### AIM OF THE TASK:
Drop the pictures and restate the rest of the listing word for word.
__________
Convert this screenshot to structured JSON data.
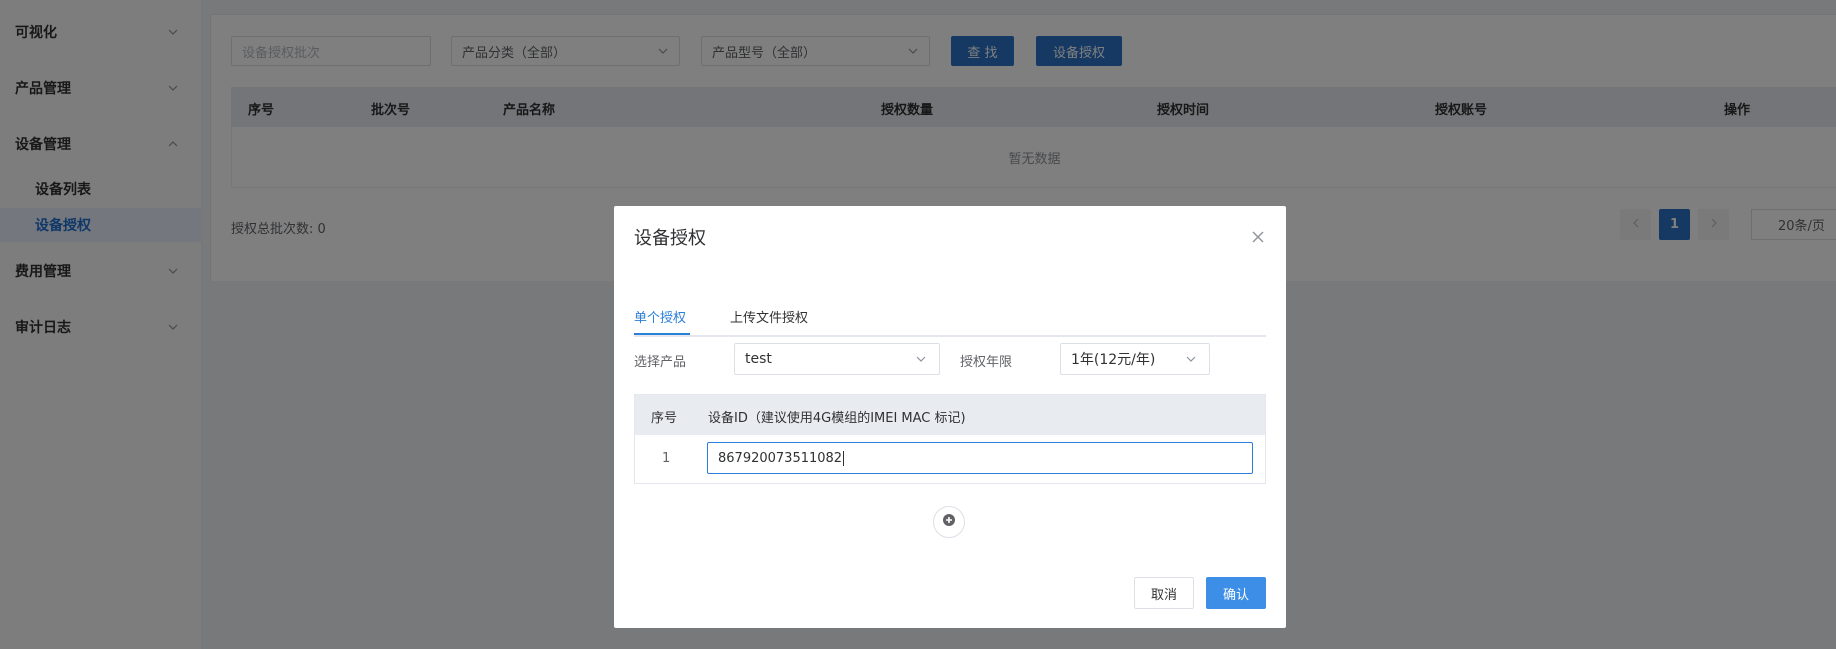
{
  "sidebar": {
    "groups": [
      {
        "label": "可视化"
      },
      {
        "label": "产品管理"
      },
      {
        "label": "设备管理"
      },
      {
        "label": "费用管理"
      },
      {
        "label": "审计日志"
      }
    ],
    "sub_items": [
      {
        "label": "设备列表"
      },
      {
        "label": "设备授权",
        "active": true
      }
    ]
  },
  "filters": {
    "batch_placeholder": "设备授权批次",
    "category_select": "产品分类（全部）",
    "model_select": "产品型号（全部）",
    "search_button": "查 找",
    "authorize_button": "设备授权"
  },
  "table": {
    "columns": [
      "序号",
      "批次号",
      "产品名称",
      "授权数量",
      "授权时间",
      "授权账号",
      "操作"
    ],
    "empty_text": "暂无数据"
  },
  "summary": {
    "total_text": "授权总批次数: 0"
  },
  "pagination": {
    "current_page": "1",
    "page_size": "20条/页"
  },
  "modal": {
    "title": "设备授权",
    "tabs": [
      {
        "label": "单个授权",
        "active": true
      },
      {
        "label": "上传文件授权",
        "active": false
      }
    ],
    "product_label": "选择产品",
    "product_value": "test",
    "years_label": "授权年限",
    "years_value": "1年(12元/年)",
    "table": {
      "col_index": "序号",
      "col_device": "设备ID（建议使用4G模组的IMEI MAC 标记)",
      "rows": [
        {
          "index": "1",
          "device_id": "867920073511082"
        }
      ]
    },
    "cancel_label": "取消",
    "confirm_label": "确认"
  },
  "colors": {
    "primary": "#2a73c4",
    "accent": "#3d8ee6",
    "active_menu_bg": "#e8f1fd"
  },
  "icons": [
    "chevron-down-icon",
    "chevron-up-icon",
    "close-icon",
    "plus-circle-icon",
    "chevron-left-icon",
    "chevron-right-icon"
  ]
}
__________
### ANSWER TO THE PROBLEM:
Convert this screenshot to structured JSON data.
{
  "sidebar": {
    "groups": [
      {
        "label": "可视化"
      },
      {
        "label": "产品管理"
      },
      {
        "label": "设备管理"
      },
      {
        "label": "费用管理"
      },
      {
        "label": "审计日志"
      }
    ],
    "sub_items": [
      {
        "label": "设备列表"
      },
      {
        "label": "设备授权",
        "active": true
      }
    ]
  },
  "filters": {
    "batch_placeholder": "设备授权批次",
    "category_select": "产品分类（全部）",
    "model_select": "产品型号（全部）",
    "search_button": "查 找",
    "authorize_button": "设备授权"
  },
  "table": {
    "columns": [
      "序号",
      "批次号",
      "产品名称",
      "授权数量",
      "授权时间",
      "授权账号",
      "操作"
    ],
    "empty_text": "暂无数据"
  },
  "summary": {
    "total_text": "授权总批次数: 0"
  },
  "pagination": {
    "current_page": "1",
    "page_size": "20条/页"
  },
  "modal": {
    "title": "设备授权",
    "tabs": [
      {
        "label": "单个授权",
        "active": true
      },
      {
        "label": "上传文件授权",
        "active": false
      }
    ],
    "product_label": "选择产品",
    "product_value": "test",
    "years_label": "授权年限",
    "years_value": "1年(12元/年)",
    "table": {
      "col_index": "序号",
      "col_device": "设备ID（建议使用4G模组的IMEI MAC 标记)",
      "rows": [
        {
          "index": "1",
          "device_id": "867920073511082"
        }
      ]
    },
    "cancel_label": "取消",
    "confirm_label": "确认"
  },
  "colors": {
    "primary": "#2a73c4",
    "accent": "#3d8ee6",
    "active_menu_bg": "#e8f1fd"
  },
  "icons": [
    "chevron-down-icon",
    "chevron-up-icon",
    "close-icon",
    "plus-circle-icon",
    "chevron-left-icon",
    "chevron-right-icon"
  ]
}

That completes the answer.